++++ Data

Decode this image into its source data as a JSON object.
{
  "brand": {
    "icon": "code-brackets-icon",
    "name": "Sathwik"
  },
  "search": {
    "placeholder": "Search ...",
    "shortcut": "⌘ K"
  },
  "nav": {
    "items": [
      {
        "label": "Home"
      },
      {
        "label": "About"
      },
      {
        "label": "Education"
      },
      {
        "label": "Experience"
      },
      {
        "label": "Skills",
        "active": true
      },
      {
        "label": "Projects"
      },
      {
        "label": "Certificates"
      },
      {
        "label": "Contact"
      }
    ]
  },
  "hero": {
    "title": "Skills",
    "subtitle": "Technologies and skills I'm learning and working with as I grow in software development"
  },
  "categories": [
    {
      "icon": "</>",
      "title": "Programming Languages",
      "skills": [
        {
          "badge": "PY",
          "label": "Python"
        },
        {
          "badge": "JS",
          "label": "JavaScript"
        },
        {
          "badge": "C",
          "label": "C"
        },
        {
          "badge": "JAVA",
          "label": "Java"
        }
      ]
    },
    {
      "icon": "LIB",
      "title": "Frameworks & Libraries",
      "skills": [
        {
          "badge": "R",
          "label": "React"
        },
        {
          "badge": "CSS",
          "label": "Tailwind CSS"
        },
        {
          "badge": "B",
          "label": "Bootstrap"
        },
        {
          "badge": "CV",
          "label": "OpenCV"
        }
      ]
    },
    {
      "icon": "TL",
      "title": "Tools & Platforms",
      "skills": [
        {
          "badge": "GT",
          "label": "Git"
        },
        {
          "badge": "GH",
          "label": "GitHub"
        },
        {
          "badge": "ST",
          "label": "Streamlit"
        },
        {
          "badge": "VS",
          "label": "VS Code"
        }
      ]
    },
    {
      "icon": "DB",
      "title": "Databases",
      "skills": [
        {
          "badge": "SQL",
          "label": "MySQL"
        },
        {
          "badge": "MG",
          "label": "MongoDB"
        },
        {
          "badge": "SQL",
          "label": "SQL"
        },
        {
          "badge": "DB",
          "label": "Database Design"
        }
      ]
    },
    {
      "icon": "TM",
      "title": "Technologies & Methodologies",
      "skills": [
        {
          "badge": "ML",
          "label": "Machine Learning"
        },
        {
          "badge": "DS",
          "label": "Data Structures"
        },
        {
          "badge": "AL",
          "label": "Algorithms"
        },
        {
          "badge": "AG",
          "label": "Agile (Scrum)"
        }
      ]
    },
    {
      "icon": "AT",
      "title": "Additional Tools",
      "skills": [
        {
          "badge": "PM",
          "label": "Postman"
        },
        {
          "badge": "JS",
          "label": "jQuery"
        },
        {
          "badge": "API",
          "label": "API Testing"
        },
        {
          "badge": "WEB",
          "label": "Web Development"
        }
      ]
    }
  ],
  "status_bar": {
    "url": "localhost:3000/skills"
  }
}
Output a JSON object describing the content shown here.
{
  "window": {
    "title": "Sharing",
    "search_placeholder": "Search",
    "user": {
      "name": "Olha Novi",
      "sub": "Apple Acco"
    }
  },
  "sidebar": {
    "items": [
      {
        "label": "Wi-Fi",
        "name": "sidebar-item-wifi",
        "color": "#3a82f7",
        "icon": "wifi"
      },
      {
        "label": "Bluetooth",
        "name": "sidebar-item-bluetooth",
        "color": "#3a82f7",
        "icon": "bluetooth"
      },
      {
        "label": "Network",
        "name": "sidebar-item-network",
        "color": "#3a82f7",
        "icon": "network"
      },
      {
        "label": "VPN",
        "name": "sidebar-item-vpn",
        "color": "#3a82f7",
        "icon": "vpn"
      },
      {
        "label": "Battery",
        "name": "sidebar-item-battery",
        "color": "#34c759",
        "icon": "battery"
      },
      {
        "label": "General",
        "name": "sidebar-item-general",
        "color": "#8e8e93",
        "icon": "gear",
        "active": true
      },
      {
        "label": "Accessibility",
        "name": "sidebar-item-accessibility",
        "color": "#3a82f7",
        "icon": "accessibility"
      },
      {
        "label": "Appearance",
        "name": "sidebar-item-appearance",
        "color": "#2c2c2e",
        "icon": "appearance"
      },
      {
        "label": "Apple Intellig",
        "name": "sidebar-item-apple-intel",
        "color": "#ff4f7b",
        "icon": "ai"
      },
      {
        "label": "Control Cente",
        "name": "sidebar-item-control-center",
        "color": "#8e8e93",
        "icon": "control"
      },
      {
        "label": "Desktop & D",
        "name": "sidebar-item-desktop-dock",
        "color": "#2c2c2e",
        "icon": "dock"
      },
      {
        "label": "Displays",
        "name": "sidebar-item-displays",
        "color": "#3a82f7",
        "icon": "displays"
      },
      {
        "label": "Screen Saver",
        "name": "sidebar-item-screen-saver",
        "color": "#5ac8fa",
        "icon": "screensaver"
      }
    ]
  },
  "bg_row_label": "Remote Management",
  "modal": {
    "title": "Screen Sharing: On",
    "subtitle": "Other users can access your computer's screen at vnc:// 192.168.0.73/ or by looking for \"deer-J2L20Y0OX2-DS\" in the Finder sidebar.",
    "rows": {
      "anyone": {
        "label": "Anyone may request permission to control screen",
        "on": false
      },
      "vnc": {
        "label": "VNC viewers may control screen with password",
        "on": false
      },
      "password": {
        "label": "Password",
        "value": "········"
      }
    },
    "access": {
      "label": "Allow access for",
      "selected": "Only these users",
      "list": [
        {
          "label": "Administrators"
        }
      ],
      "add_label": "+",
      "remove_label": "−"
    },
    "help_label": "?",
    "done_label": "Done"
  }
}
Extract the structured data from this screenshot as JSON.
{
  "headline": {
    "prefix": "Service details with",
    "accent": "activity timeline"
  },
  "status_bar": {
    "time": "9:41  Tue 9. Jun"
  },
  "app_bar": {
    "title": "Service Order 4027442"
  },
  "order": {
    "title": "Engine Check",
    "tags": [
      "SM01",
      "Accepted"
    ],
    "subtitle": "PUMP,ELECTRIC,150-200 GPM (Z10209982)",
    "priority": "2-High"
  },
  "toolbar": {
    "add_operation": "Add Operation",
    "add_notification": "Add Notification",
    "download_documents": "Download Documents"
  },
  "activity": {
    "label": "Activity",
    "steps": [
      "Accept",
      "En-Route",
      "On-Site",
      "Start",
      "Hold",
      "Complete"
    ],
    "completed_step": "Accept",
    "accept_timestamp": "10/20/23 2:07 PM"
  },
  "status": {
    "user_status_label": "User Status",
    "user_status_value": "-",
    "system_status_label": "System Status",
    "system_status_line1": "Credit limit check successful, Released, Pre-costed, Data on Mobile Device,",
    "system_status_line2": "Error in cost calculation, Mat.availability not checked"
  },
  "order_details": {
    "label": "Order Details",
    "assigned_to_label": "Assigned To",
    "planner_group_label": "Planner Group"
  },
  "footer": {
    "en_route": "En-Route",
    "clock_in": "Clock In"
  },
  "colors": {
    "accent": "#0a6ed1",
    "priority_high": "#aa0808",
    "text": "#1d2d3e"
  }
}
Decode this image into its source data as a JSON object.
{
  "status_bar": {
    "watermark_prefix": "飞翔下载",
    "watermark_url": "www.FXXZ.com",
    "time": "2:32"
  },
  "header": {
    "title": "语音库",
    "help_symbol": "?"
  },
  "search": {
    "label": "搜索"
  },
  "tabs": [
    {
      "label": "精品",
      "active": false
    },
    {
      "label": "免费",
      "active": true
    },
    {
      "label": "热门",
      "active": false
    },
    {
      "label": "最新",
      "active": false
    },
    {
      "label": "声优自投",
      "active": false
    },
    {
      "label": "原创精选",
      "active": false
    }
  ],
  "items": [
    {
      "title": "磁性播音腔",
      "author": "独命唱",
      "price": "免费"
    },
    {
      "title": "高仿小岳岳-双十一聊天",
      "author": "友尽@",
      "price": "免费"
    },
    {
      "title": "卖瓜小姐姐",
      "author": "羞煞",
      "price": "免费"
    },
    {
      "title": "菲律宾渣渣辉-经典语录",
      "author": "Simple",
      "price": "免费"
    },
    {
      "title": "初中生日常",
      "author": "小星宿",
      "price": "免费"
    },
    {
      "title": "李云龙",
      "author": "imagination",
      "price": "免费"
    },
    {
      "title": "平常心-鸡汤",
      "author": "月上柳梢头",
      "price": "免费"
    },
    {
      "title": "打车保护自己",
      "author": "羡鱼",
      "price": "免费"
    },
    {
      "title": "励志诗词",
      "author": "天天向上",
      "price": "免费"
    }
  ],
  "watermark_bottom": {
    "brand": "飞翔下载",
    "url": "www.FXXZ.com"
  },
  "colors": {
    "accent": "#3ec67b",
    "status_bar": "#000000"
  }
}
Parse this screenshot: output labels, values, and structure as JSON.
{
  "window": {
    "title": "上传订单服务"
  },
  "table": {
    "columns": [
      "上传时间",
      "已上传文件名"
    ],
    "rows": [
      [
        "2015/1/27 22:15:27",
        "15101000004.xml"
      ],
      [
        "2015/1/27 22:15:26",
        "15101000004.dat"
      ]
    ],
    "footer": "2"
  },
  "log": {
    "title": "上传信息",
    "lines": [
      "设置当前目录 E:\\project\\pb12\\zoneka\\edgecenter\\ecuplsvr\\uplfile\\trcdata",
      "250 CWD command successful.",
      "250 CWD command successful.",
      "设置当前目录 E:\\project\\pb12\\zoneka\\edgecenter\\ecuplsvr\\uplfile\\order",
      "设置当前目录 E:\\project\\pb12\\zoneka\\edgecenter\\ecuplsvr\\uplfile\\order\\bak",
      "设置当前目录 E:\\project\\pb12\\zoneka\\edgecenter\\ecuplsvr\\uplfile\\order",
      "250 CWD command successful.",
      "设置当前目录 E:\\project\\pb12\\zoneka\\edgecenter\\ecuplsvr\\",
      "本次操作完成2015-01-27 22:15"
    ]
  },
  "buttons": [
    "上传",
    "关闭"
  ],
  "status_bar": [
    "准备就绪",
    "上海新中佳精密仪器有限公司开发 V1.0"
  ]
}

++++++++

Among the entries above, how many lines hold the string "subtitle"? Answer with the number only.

3